In August of 2012, the state GOP set up its Super-PAC, called the Colorado Republican Party Independent Expenditure Committee, and spent over $85,000 on state legislative races, according to the GOP petition, filed by Richard Westfall.

Now the GOP is worried that “one or more persons or organizations” will file a lawsuit claiming its Super-PAC violates Colorado’s election law.

And so it is petitioning the SOS to make a formal determination that it can spend unlimited amounts of cash from any source, including corporations, because, as the petition states, the GOP plans to use its Super-PAC to raise funds “with no contribution limitations on either amount or permissible contributor.”

In response to the state GOP Super-PAC petition, Colorado Ethics Watch filed a petition, as described on its website, asking the Secretary of State “to conduct a full rulemaking proceeding so that the ultimate decision will apply to all parties alike and so that all interested citizens may have a full and equal opportunity to have their voices heard during the process. Ethics Watch urged the Secretary to issue a proposed rule that would prohibit political parties from using independent expenditure committees to circumvent restrictions on political party fundraising in Colorado law.”

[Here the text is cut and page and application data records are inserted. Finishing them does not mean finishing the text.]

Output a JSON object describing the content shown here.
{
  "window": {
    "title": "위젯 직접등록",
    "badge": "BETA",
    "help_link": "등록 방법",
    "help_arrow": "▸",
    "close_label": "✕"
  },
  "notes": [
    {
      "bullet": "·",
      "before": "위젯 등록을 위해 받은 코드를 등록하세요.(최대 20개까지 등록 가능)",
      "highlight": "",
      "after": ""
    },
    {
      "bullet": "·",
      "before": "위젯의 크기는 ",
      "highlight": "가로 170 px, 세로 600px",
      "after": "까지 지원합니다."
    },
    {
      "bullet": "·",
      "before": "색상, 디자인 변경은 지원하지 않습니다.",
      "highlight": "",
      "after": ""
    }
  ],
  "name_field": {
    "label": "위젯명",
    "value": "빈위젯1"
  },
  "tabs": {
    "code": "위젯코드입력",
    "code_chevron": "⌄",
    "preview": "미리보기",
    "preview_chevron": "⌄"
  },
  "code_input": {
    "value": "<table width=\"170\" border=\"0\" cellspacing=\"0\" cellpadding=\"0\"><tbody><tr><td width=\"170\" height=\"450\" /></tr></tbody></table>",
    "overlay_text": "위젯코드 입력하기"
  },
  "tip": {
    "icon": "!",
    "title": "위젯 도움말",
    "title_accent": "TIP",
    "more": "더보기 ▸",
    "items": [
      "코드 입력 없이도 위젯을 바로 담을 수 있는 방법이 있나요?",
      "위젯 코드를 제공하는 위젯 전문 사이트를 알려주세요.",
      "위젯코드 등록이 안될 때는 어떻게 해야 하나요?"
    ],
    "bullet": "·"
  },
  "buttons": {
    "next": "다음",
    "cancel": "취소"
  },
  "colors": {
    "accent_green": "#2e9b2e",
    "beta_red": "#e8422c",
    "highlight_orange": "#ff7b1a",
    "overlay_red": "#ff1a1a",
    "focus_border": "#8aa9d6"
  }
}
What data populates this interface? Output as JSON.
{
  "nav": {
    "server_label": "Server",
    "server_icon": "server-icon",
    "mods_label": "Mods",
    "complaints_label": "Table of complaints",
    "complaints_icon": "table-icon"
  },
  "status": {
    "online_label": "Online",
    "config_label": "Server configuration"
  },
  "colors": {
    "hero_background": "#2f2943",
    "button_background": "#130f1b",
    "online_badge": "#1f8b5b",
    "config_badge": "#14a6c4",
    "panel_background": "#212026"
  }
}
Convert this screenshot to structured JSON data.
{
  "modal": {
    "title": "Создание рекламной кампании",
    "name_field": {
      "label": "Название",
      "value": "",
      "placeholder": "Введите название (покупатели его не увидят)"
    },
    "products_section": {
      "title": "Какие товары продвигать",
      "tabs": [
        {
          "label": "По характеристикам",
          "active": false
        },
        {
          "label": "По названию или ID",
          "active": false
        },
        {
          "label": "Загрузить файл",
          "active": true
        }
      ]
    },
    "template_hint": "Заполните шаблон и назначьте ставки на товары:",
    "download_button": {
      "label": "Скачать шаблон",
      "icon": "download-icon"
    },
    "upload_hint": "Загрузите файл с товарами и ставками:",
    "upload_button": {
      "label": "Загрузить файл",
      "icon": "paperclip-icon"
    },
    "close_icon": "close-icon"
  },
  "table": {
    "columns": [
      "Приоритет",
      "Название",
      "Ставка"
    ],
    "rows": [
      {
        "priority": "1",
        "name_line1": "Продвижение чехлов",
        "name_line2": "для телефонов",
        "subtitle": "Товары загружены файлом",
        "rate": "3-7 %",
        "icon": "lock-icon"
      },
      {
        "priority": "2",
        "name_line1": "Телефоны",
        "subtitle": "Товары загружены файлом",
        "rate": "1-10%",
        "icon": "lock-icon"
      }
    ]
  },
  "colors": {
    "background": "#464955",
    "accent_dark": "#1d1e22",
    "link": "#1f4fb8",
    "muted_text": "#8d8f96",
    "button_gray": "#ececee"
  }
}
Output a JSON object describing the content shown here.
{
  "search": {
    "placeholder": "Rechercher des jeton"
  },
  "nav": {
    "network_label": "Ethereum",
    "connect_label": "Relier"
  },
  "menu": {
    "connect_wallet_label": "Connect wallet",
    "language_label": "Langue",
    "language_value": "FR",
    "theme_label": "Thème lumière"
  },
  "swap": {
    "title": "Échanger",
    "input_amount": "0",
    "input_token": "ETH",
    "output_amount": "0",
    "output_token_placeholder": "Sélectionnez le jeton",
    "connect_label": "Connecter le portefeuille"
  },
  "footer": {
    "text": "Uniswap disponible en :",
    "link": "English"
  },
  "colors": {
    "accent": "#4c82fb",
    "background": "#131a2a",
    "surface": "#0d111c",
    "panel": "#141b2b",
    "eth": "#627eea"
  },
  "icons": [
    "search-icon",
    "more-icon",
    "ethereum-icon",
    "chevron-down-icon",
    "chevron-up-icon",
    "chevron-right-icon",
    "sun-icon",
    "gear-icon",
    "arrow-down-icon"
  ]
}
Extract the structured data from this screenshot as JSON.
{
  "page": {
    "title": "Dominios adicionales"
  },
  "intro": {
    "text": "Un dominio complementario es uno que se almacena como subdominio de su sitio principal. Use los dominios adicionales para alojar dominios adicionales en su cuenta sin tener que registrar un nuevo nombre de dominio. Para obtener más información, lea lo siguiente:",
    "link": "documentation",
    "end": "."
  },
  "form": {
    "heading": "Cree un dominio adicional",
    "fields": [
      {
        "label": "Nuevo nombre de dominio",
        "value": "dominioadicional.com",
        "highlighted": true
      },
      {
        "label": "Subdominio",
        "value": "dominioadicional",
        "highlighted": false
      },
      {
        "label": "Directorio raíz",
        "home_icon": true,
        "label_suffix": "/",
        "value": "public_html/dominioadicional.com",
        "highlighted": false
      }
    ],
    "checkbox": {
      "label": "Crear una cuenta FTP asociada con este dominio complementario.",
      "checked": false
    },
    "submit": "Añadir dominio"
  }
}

The key question here is whether a political party, like the state GOP, should be allowed to set up a Super-PAC, and the Secretary of State has scheduled a hearing to address the GOP’s Super-PAC petition tomorrow, Jan. 7, at 1:30 p.m.

Absent will be answers about what Tea Party activists can do to ensure that the State GOP doesn’t use its Super-PAC against them.

Toro said this question is outside of his expertise, but he wrote:

Presumably the by-laws could be amended to clarify that the Super-PAC can’t support or oppose candidates in a contested primary. But if the Super-PAC were to be subject to state party rules it wouldn’t be very independent, would it?

So this leads back to the battle cry you hear from the Tea Party folks on the radio. They often say they have to take over the Republican Party. They say it’s the only way they win the war.